The above two points are the main ideas which are viewed as the cons for physician-assisted suicide. However, there are more disadvantages for the same and I believe that is why the discussion is seasonal, and has never been given serious consideration. Another main con of the above act is that human life is sacred, and that is how it should be perceived regardless of the situation. Therefore, when one assists to end life, it becomes morally unacceptable. Another con is the fact that if the act is legalized, it could serve as a slippery slope to murder. People might see no difference between the act and murder, killing innocent people when they think they cannot recover when they could if well taken care of (Medina, 2005).

Additionally, some people could also claim to have a right to physician assisted suicides even when they are under manageable conditions such as depression. In fact, a research done in the state of Oregon after legalization of the physician assisted suicide showed that 1 person in every 6 Oregon residents who sought for physician assisted suicides suffered from depression. This is one the reasons which makes people criticize physician assisted suicide legalization in any society.

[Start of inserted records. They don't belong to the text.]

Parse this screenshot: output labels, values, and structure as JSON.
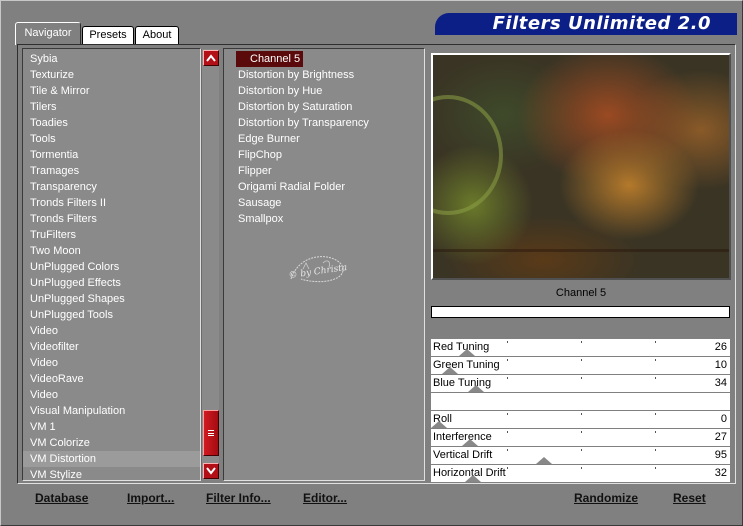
{
  "app": {
    "title": "Filters Unlimited 2.0"
  },
  "tabs": [
    {
      "label": "Navigator",
      "active": true
    },
    {
      "label": "Presets",
      "active": false
    },
    {
      "label": "About",
      "active": false
    }
  ],
  "categories": {
    "items": [
      "Sybia",
      "Texturize",
      "Tile & Mirror",
      "Tilers",
      "Toadies",
      "Tools",
      "Tormentia",
      "Tramages",
      "Transparency",
      "Tronds Filters II",
      "Tronds Filters",
      "TruFilters",
      "Two Moon",
      "UnPlugged Colors",
      "UnPlugged Effects",
      "UnPlugged Shapes",
      "UnPlugged Tools",
      "Video",
      "Videofilter",
      "Video",
      "VideoRave",
      "Video",
      "Visual Manipulation",
      "VM 1",
      "VM Colorize",
      "VM Distortion",
      "VM Stylize"
    ],
    "selected_index": 25
  },
  "filters": {
    "items": [
      "Channel 5",
      "Distortion by Brightness",
      "Distortion by Hue",
      "Distortion by Saturation",
      "Distortion by Transparency",
      "Edge Burner",
      "FlipChop",
      "Flipper",
      "Origami Radial Folder",
      "Sausage",
      "Smallpox"
    ],
    "selected_index": 0
  },
  "watermark": {
    "text": "© by Christa"
  },
  "preview": {
    "filter_name": "Channel 5"
  },
  "sliders": [
    {
      "label": "Red Tuning",
      "value": "26",
      "fraction": 0.1
    },
    {
      "label": "Green Tuning",
      "value": "10",
      "fraction": 0.04
    },
    {
      "label": "Blue Tuning",
      "value": "34",
      "fraction": 0.13
    },
    {
      "label": "Roll",
      "value": "0",
      "fraction": 0.0
    },
    {
      "label": "Interference",
      "value": "27",
      "fraction": 0.11
    },
    {
      "label": "Vertical Drift",
      "value": "95",
      "fraction": 0.37
    },
    {
      "label": "Horizontal Drift",
      "value": "32",
      "fraction": 0.12
    }
  ],
  "buttons": {
    "database": "Database",
    "import": "Import...",
    "filter_info": "Filter Info...",
    "editor": "Editor...",
    "randomize": "Randomize",
    "reset": "Reset"
  },
  "colors": {
    "banner": "#0b1f86",
    "scrollbar": "#b30f17",
    "selection": "#5a0a0a"
  }
}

There has been case where some states who have gone ahead to push for the legalization of physician-assisted suicides. However, under numerous circumstances, law makers have felt no need to do the same as there are many ethical and moral issues involved. For example, the supreme court of the US passed a ruling in which it failed to recognize any constitutional right to physician –assisted suicides, in the year 1997. However, the Supreme Court ruled that states legislature may choose to recognize and legalize it, but it was not a United States constitutional requirement (Yount, 2002). In contrast to the physician-assisted suicides however, palliative care is recognized and acknowledged by all legal systems in the United States. This includes the same justices who had failed to recognize even by the supreme court of the United States.

Personally, I feel that the issue of physician-assisted suicides is significantly sensitive in the society. This includes the law makers, church leaders, physicians and even the relatives of the patient in question.  This is because it invokes a lot of moral, religious and ethical issues. However, I feel that in as much these are the facts, some cases like the ones involving multiple and terminal sclerosis should be understandable. This includes other illnesses which are untreatable or even manageable without torturing a patient. Therefore, I believe that the society should understanding when physician assisted suicides are performed, but only on very serious cases where the patience has almost no chances of surviving.


Forrest, B. C. (1978). A critical philosophical analysis of the moral distinction between active and passive euthanasia. Baton Rouge: s.n..

Harris, N. (2005). The ethics of euthanasia. San Diego: Thomson/Gale.

Medina, L. M. (2005). Euthanasia. Detroit: Greenhaven Press.

Singer, P. (1995). Rethinking life & death: The collapse of our traditional ethics. New York: St. Martin’s Press.

Snyder, C. L. (2006). Euthanasia. Detroit: Greenhaven Press.

Yount, L. (2002). Euthanasia. San Diego, Calif: Greenhaven Press.